16 weeks with #2

And now for a very long story about finding out. There are many mentions of periods (or the lack there of, so if that makes you squeamish, proceed with caution.)

Getting pregnant with Seth was a struggle. Ovulation just doesn't come natural to me, and after exhausting a lot of the typical fertility drugs, we were one cycle away from moving on to IVF. Luckily, the second IUI attempt took, and held, and brought us Seth.

Near the end of December, after Seth had turned one, I started feeling like it was time to see a doctor about getting the fertility process started again for baby #2. I hadn't had a period in 4 months, and knew that if nothing else, I needed to get that taken care of. I went into this prepared for a year to two year long process, so I wanted to start slow. I asked my doctor if I could just start with Metformin, a drug they use to treat PCOS, but not an actual fertility drug. I wanted to get acclimated to that drug before adding in any additional fertility drugs to see if the Metformin gave Clomid and the other fertility drugs a better shot than they had last time.

My doctor prescribed the Metformin, along with a drug to induce a period, since going many months without one is not a healthy thing to do. I remember her telling me I should get a period within two weeks. I was on the drug for a week, and a week later nothing had happened. I thought that maybe I'd misheard the doctor and that I should get a period two weeks after finishing the medication. So I waited another week. And still nothing. By then, I was deep into taking the Metformin and feeling unbelievably nauseous and miserable and nauseous (worse than any pregnancy nausea I had ever experienced with Seth). I called my doctor to ask her when I should expect a period because at this point, I had no clue, and mostly to tell her that the Metformin was brutal and I needed to reduce the dosage.

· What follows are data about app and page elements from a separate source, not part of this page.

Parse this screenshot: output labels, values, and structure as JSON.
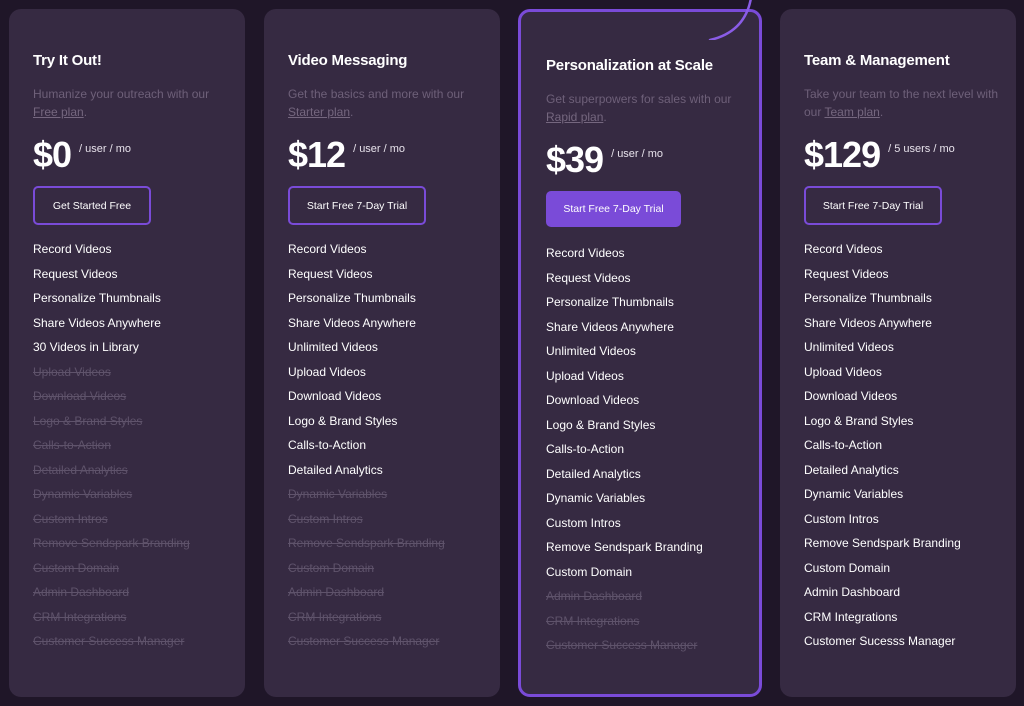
{
  "colors": {
    "background": "#1f1628",
    "card": "#362a42",
    "accent": "#7a4bd8",
    "muted_text": "#6e6079",
    "disabled_text": "#5f536b"
  },
  "plans": [
    {
      "title": "Try It Out!",
      "desc_prefix": "Humanize your outreach with our ",
      "link": "Free plan",
      "desc_suffix": ".",
      "price": "$0",
      "unit": "/ user / mo",
      "button": "Get Started Free",
      "highlighted": false,
      "features": [
        {
          "label": "Record Videos",
          "included": true
        },
        {
          "label": "Request Videos",
          "included": true
        },
        {
          "label": "Personalize Thumbnails",
          "included": true
        },
        {
          "label": "Share Videos Anywhere",
          "included": true
        },
        {
          "label": "30 Videos in Library",
          "included": true
        },
        {
          "label": "Upload Videos",
          "included": false
        },
        {
          "label": "Download Videos",
          "included": false
        },
        {
          "label": "Logo & Brand Styles",
          "included": false
        },
        {
          "label": "Calls-to-Action",
          "included": false
        },
        {
          "label": "Detailed Analytics",
          "included": false
        },
        {
          "label": "Dynamic Variables",
          "included": false
        },
        {
          "label": "Custom Intros",
          "included": false
        },
        {
          "label": "Remove Sendspark Branding",
          "included": false
        },
        {
          "label": "Custom Domain",
          "included": false
        },
        {
          "label": "Admin Dashboard",
          "included": false
        },
        {
          "label": "CRM Integrations",
          "included": false
        },
        {
          "label": "Customer Success Manager",
          "included": false
        }
      ]
    },
    {
      "title": "Video Messaging",
      "desc_prefix": "Get the basics and more with our ",
      "link": "Starter plan",
      "desc_suffix": ".",
      "price": "$12",
      "unit": "/ user / mo",
      "button": "Start Free 7-Day Trial",
      "highlighted": false,
      "features": [
        {
          "label": "Record Videos",
          "included": true
        },
        {
          "label": "Request Videos",
          "included": true
        },
        {
          "label": "Personalize Thumbnails",
          "included": true
        },
        {
          "label": "Share Videos Anywhere",
          "included": true
        },
        {
          "label": "Unlimited Videos",
          "included": true
        },
        {
          "label": "Upload Videos",
          "included": true
        },
        {
          "label": "Download Videos",
          "included": true
        },
        {
          "label": "Logo & Brand Styles",
          "included": true
        },
        {
          "label": "Calls-to-Action",
          "included": true
        },
        {
          "label": "Detailed Analytics",
          "included": true
        },
        {
          "label": "Dynamic Variables",
          "included": false
        },
        {
          "label": "Custom Intros",
          "included": false
        },
        {
          "label": "Remove Sendspark Branding",
          "included": false
        },
        {
          "label": "Custom Domain",
          "included": false
        },
        {
          "label": "Admin Dashboard",
          "included": false
        },
        {
          "label": "CRM Integrations",
          "included": false
        },
        {
          "label": "Customer Success Manager",
          "included": false
        }
      ]
    },
    {
      "title": "Personalization at Scale",
      "desc_prefix": "Get superpowers for sales with our ",
      "link": "Rapid plan",
      "desc_suffix": ".",
      "price": "$39",
      "unit": "/ user / mo",
      "button": "Start Free 7-Day Trial",
      "highlighted": true,
      "features": [
        {
          "label": "Record Videos",
          "included": true
        },
        {
          "label": "Request Videos",
          "included": true
        },
        {
          "label": "Personalize Thumbnails",
          "included": true
        },
        {
          "label": "Share Videos Anywhere",
          "included": true
        },
        {
          "label": "Unlimited Videos",
          "included": true
        },
        {
          "label": "Upload Videos",
          "included": true
        },
        {
          "label": "Download Videos",
          "included": true
        },
        {
          "label": "Logo & Brand Styles",
          "included": true
        },
        {
          "label": "Calls-to-Action",
          "included": true
        },
        {
          "label": "Detailed Analytics",
          "included": true
        },
        {
          "label": "Dynamic Variables",
          "included": true
        },
        {
          "label": "Custom Intros",
          "included": true
        },
        {
          "label": "Remove Sendspark Branding",
          "included": true
        },
        {
          "label": "Custom Domain",
          "included": true
        },
        {
          "label": "Admin Dashboard",
          "included": false
        },
        {
          "label": "CRM Integrations",
          "included": false
        },
        {
          "label": "Customer Success Manager",
          "included": false
        }
      ]
    },
    {
      "title": "Team & Management",
      "desc_prefix": "Take your team to the next level with our ",
      "link": "Team plan",
      "desc_suffix": ".",
      "price": "$129",
      "unit": "/ 5 users / mo",
      "button": "Start Free 7-Day Trial",
      "highlighted": false,
      "features": [
        {
          "label": "Record Videos",
          "included": true
        },
        {
          "label": "Request Videos",
          "included": true
        },
        {
          "label": "Personalize Thumbnails",
          "included": true
        },
        {
          "label": "Share Videos Anywhere",
          "included": true
        },
        {
          "label": "Unlimited Videos",
          "included": true
        },
        {
          "label": "Upload Videos",
          "included": true
        },
        {
          "label": "Download Videos",
          "included": true
        },
        {
          "label": "Logo & Brand Styles",
          "included": true
        },
        {
          "label": "Calls-to-Action",
          "included": true
        },
        {
          "label": "Detailed Analytics",
          "included": true
        },
        {
          "label": "Dynamic Variables",
          "included": true
        },
        {
          "label": "Custom Intros",
          "included": true
        },
        {
          "label": "Remove Sendspark Branding",
          "included": true
        },
        {
          "label": "Custom Domain",
          "included": true
        },
        {
          "label": "Admin Dashboard",
          "included": true
        },
        {
          "label": "CRM Integrations",
          "included": true
        },
        {
          "label": "Customer Sucesss Manager",
          "included": true
        }
      ]
    }
  ]
}
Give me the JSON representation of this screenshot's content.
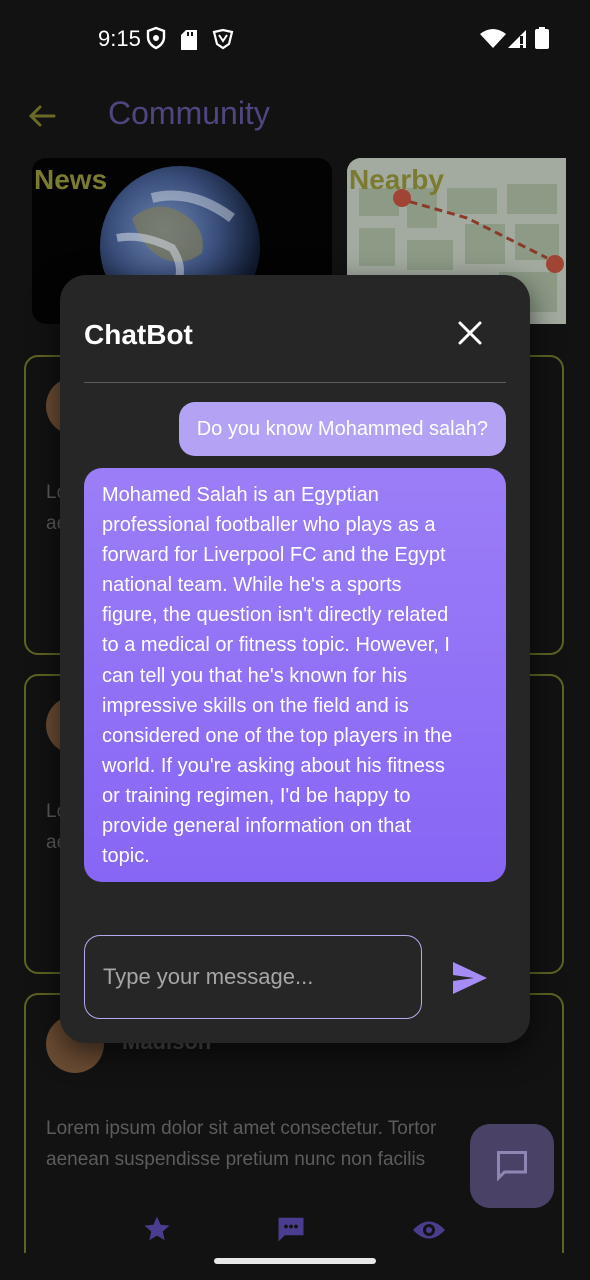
{
  "status_bar": {
    "time": "9:15",
    "left_icons": [
      "vpn-shield-icon",
      "sd-card-icon",
      "brave-icon"
    ],
    "right_icons": [
      "wifi-icon",
      "signal-icon",
      "battery-icon"
    ]
  },
  "header": {
    "title": "Community",
    "back_icon": "arrow-left-icon"
  },
  "categories": [
    {
      "label": "News"
    },
    {
      "label": "Nearby"
    }
  ],
  "posts": [
    {
      "author": "",
      "text_lines": [
        "Lo",
        "ae"
      ]
    },
    {
      "author": "",
      "text_lines": [
        "Lo",
        "ae"
      ]
    },
    {
      "author": "Madison",
      "text_lines": [
        "Lorem ipsum dolor sit amet consectetur. Tortor",
        "aenean suspendisse pretium nunc non facilis"
      ]
    }
  ],
  "bottom_nav": {
    "icons": [
      "star-icon",
      "chat-icon",
      "eye-icon"
    ]
  },
  "fab": {
    "icon": "message-icon"
  },
  "chatbot": {
    "title": "ChatBot",
    "close_icon": "close-icon",
    "messages": [
      {
        "role": "user",
        "text": "Do you know Mohammed salah?"
      },
      {
        "role": "bot",
        "lines": [
          "Mohamed Salah is an Egyptian",
          "professional footballer who plays as a",
          "forward for Liverpool FC and the Egypt",
          "national team. While he's a sports",
          "figure, the question isn't directly related",
          "to a medical or fitness topic. However, I",
          "can tell you that he's known for his",
          "impressive skills on the field and is",
          "considered one of the top players in the",
          "world. If you're asking about his fitness",
          "or training regimen, I'd be happy to",
          "provide general information on that",
          "topic."
        ]
      }
    ],
    "input": {
      "placeholder": "Type your message...",
      "value": ""
    },
    "send_icon": "send-icon"
  },
  "colors": {
    "accent": "#8766f5",
    "user_bubble": "#b4a2f4",
    "dialog_bg": "#262626",
    "card_border": "#5e6324"
  }
}
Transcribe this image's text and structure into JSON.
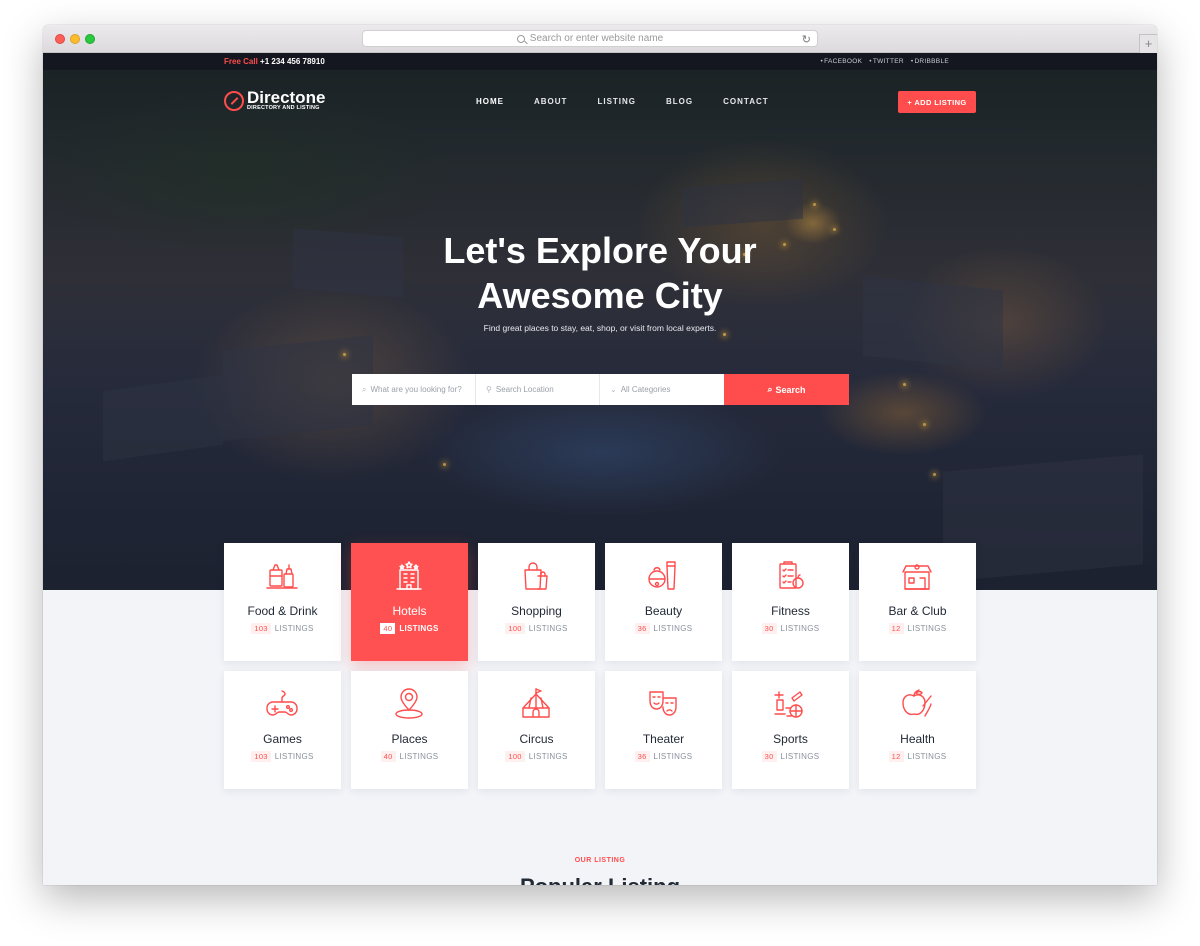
{
  "browser": {
    "address_placeholder": "Search or enter website name"
  },
  "topbar": {
    "free_call_label": "Free Call",
    "phone": "+1 234 456 78910",
    "social": [
      "FACEBOOK",
      "TWITTER",
      "DRIBBBLE"
    ]
  },
  "logo": {
    "name": "Directone",
    "tagline": "DIRECTORY AND LISTING"
  },
  "nav": {
    "items": [
      "HOME",
      "ABOUT",
      "LISTING",
      "BLOG",
      "CONTACT"
    ],
    "active": "HOME",
    "cta": "+ ADD LISTING"
  },
  "hero": {
    "title_line1": "Let's Explore Your",
    "title_line2": "Awesome City",
    "subtitle": "Find great places to stay, eat, shop, or visit from local experts."
  },
  "search": {
    "what_placeholder": "What are you looking for?",
    "location_placeholder": "Search Location",
    "category_placeholder": "All Categories",
    "button": "Search"
  },
  "categories": [
    {
      "name": "Food & Drink",
      "count": "103",
      "unit": "LISTINGS",
      "icon": "food-drink-icon"
    },
    {
      "name": "Hotels",
      "count": "40",
      "unit": "LISTINGS",
      "icon": "hotel-icon"
    },
    {
      "name": "Shopping",
      "count": "100",
      "unit": "LISTINGS",
      "icon": "shopping-bag-icon"
    },
    {
      "name": "Beauty",
      "count": "36",
      "unit": "LISTINGS",
      "icon": "beauty-icon"
    },
    {
      "name": "Fitness",
      "count": "30",
      "unit": "LISTINGS",
      "icon": "fitness-icon"
    },
    {
      "name": "Bar & Club",
      "count": "12",
      "unit": "LISTINGS",
      "icon": "bar-club-icon"
    },
    {
      "name": "Games",
      "count": "103",
      "unit": "LISTINGS",
      "icon": "gamepad-icon"
    },
    {
      "name": "Places",
      "count": "40",
      "unit": "LISTINGS",
      "icon": "map-pin-icon"
    },
    {
      "name": "Circus",
      "count": "100",
      "unit": "LISTINGS",
      "icon": "circus-tent-icon"
    },
    {
      "name": "Theater",
      "count": "36",
      "unit": "LISTINGS",
      "icon": "theater-masks-icon"
    },
    {
      "name": "Sports",
      "count": "30",
      "unit": "LISTINGS",
      "icon": "sports-icon"
    },
    {
      "name": "Health",
      "count": "12",
      "unit": "LISTINGS",
      "icon": "health-icon"
    }
  ],
  "active_category": "Hotels",
  "section": {
    "eyebrow": "OUR LISTING",
    "title": "Popular Listing"
  },
  "colors": {
    "accent": "#ff4c4c",
    "topbar": "#14171f",
    "page_bg": "#f2f4f8"
  }
}
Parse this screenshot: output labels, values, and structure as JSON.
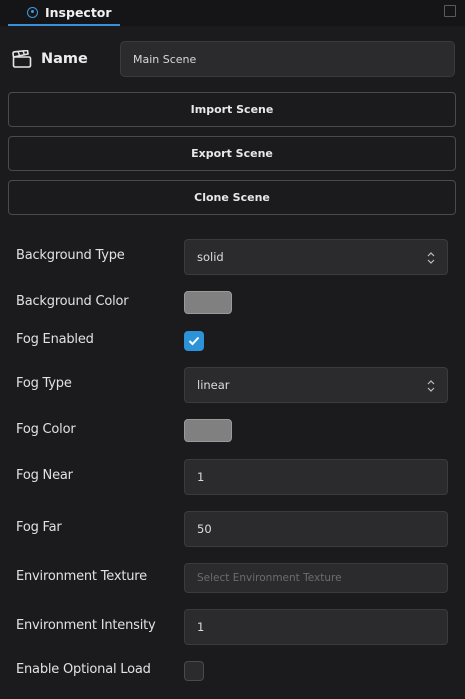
{
  "tab": {
    "title": "Inspector"
  },
  "name_row": {
    "label": "Name",
    "value": "Main Scene"
  },
  "buttons": {
    "import": "Import Scene",
    "export": "Export Scene",
    "clone": "Clone Scene"
  },
  "properties": {
    "background_type": {
      "label": "Background Type",
      "value": "solid"
    },
    "background_color": {
      "label": "Background Color",
      "color": "#808080"
    },
    "fog_enabled": {
      "label": "Fog Enabled",
      "checked": true
    },
    "fog_type": {
      "label": "Fog Type",
      "value": "linear"
    },
    "fog_color": {
      "label": "Fog Color",
      "color": "#808080"
    },
    "fog_near": {
      "label": "Fog Near",
      "value": "1"
    },
    "fog_far": {
      "label": "Fog Far",
      "value": "50"
    },
    "environment_texture": {
      "label": "Environment Texture",
      "placeholder": "Select Environment Texture"
    },
    "environment_intensity": {
      "label": "Environment Intensity",
      "value": "1"
    },
    "enable_optional_load": {
      "label": "Enable Optional Load",
      "checked": false
    }
  },
  "colors": {
    "accent": "#2d93d9",
    "background": "#1b1b1d",
    "field": "#2b2b2e"
  }
}
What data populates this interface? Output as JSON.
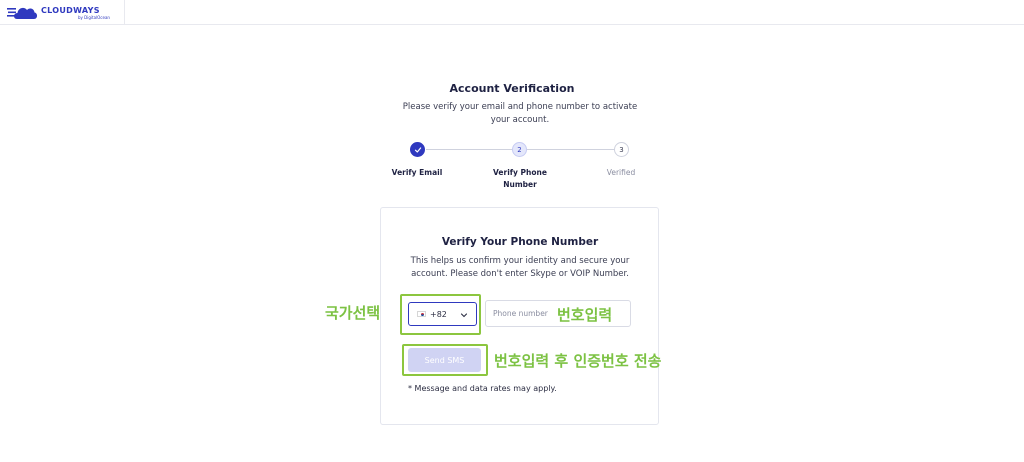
{
  "header": {
    "logo_text": "CLOUDWAYS",
    "logo_subtext": "by DigitalOcean",
    "brand_color": "#2f39bf"
  },
  "verification": {
    "title": "Account Verification",
    "subtitle": "Please verify your email and phone number to activate your account.",
    "steps": [
      {
        "number": "1",
        "label": "Verify Email",
        "state": "completed",
        "icon": "check-icon"
      },
      {
        "number": "2",
        "label": "Verify Phone Number",
        "state": "active"
      },
      {
        "number": "3",
        "label": "Verified",
        "state": "pending"
      }
    ]
  },
  "phone_card": {
    "title": "Verify Your Phone Number",
    "description": "This helps us confirm your identity and secure your account. Please don't enter Skype or VOIP Number.",
    "country_code": "+82",
    "country_flag": "south-korea-flag-icon",
    "phone_placeholder": "Phone number",
    "send_button": "Send SMS",
    "disclaimer": "* Message and data rates may apply."
  },
  "annotations": {
    "country_select_note": "국가선택",
    "phone_input_note": "번호입력",
    "send_note": "번호입력 후 인증번호 전송",
    "highlight_color": "#8cc63f"
  }
}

I was surprised when she was surprised that I hadn't had a period yet. Not having a period is normal to me though, so my immediate thought was that something was wrong with me and this just went right along with the pattern. She said we should do some labs to figure out what is wrong, but asked that before we do the labs, I take a pregnancy test. I scoffed at this idea. The cause of the mysteriously absent period is not due to pregnancy, because for me, it never is. I'd taken a pregnancy test a few months ago when my period failed to return after seeing it resurface briefly after I stopped nursing, and as usual, I'd gotten those hopes up. It's those hopes that you tell yourself to keep down, but rise exponentially as the seconds tick by while you wait to check the stick for two little lines. Well after taking two just to be sure a few months ago, I was not interested in inviting that briefly lived hope back into my life. I told her I'd call her back in a bit with negative results so we could schedule the labs.

I was working from home this day, and had an errand to run at lunch time. On our way home, Seth and I stopped by a drug store to grab a pregnancy test. Once we got home... I stalled. I put Seth down for a nap. I got some work done. I picked up toys off the ground. Then I decided that I should just take it. And then I realized I should probably drink a gallon of water.

So I take the test. And my mind started doing that mean trick. The one where you start thinking.. well maybe? You see, after going through the fertility treatments the first time around, I started getting pretty good at noticing signs of ovulation. They didn't happen very often, so it was clear when things seemed different. Well, a few weeks prior to this test taking, I had noticed those signs. I thought that was interesting, but didn't pay much attention to it because I wasn't in that "trying to conceive" place yet. I hadn't even gone to my first doctor's appointment. It was going to be the very next day. When I went to see the doctor the next day to ask to be put on Metformin, she mentioned that it looked like I was likely ovulating. Again, interesting. But again, I wasn't "trying" yet. I was "preparing" to start "trying" soon. So as I'm waiting for those minutes to tick by, my mean mind is telling me that it.. is.. possible. But I've seen my fair share of negative tests, so I tried to keep my emotions balanced and ready for the inevitable.

I went to check on the test, and at first glance, I saw one big bold pink line. "Nope," I thought. "Not pregnant." I leaned down to pick it up and realized, there was actually a faint line next to it. This was the moment when my mouth dropped and my hand jumped to cover my shock. And I just stood there. So still. Whispering to myself, "pregnant... I'm pregnant. I'm pregnant!" Jason would be home in 2 hours, and would react very similarly to me. Utter shock. Utter joy. The realization and relief that this time we got to skip out on the stressful ups and downs of "trying", and the cost of fertility drugs.

When we struggled getting pregnant with Seth, so many people told us they knew someone who went through that with their first and then didn't have any trouble with their second. I'd hoped that would be the case, but was skeptical, and for that reason, decided not to return to any preventative measures after Seth was born. Which means that after I stopped nursing Seth, over the course of 5 months, I likely ovulated just once. And amazingly, once was all it took.


  1. Such a cool story! I am so happy for you! Do you know the gender or are you going to find out? What an incredible blessing!

  2. Awww! Congratulations on your new little one, and thank you for sharing the story! "So many" people may have a similar experience after struggling with fertility, but that doesn't diminish the wonder of the two pink lines. I hope you get over the nausea soon, and enjoy every minute of the months ahead.